The training allowed the Watchful Advocates for Transparent, Clean and Honest Governance in Kidapawan (WATCH Kidapawan) and the Multisectoral Alliance for Transparency and Accountability in Samar (MATA Samar)—local anti-corruption groups the PPTRP launched in July and September, respectively—to share what they learned over the past few months. Print and radio journalists, civil society representatives, academics, religious leaders, public servants and everyday citizens, representing competing media groups, rival political parties and diverse ideological and ethnic affiliations, comprise the two groups.
The groups have already proven effective in unveiling information and raising public awareness. WATCH Kidapawan demanded access to key fiscal documents that the city government had previously kept secret and exposed significant questionable transactions, including a non-existent waste water treatment facility worth $140,000, undelivered heavy infrastructure equipment worth $1 million and a dubious electricity bill amounting to $120,000. Following focused media campaigns and discussions with local councils, three of the five missing pieces of equipment were recovered. The group’s activism has also scrutinized eight tax collectors and treasury employees accused of involvement in the misappropriation of $280,000 in tax revenue. Seven of them have been suspended for six months, while the case of one individual is still pending. In addition, the group attended court hearings and helped raise bail funds for Lally Aninon, a whistleblower charged with libel after exposing illegal collection activities.
MATA Samar has secured membership with the Millennium Challenge Account, a local counterpart of the Millennium Challenge Corporation—an independent, innovative U.S. foreign aid agency established to address global poverty and reward good governance. MATA Samar has signed a memorandum of agreement with the Department of Interior and Local Government to encourage community engagement and transparency in government transactions. The group is gathering information on local infrastructure projects and monitoring preparations for the 2011 provincial budget. It will establish links with other non-governmental organizations and government agencies to facilitate a feedback mechanism called Ulat sa Bayan (Report to the People), and to devise score cards and accountability tools to monitor local government units. Moreover, MATA Samar will host weekly media forums to engage local government officials and solicit public feedback.
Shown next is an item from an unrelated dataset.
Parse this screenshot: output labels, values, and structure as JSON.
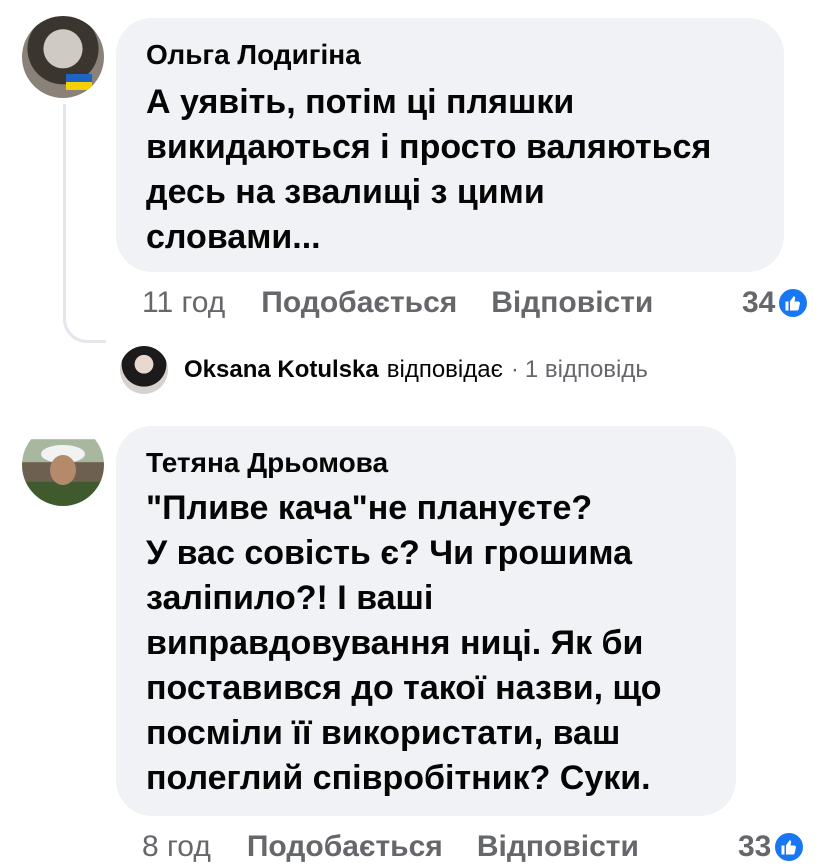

ABA ROLI and PPTRP have previously trained members of the two groups on corruption law and investigative journalism techniques. USAID supported the trainings. Similar local groups are currently forming in Bohol and in Ozamis, Mindanao, and PPTRP, in coordination with the Ehem-Aha Anticorruption Project, has laid the groundwork for local transparency reporting initiatives in Davao City.
To learn more about work in the Philippines, contact the ABA Rule of Law Initiative at <firstname.lastname@example.org>.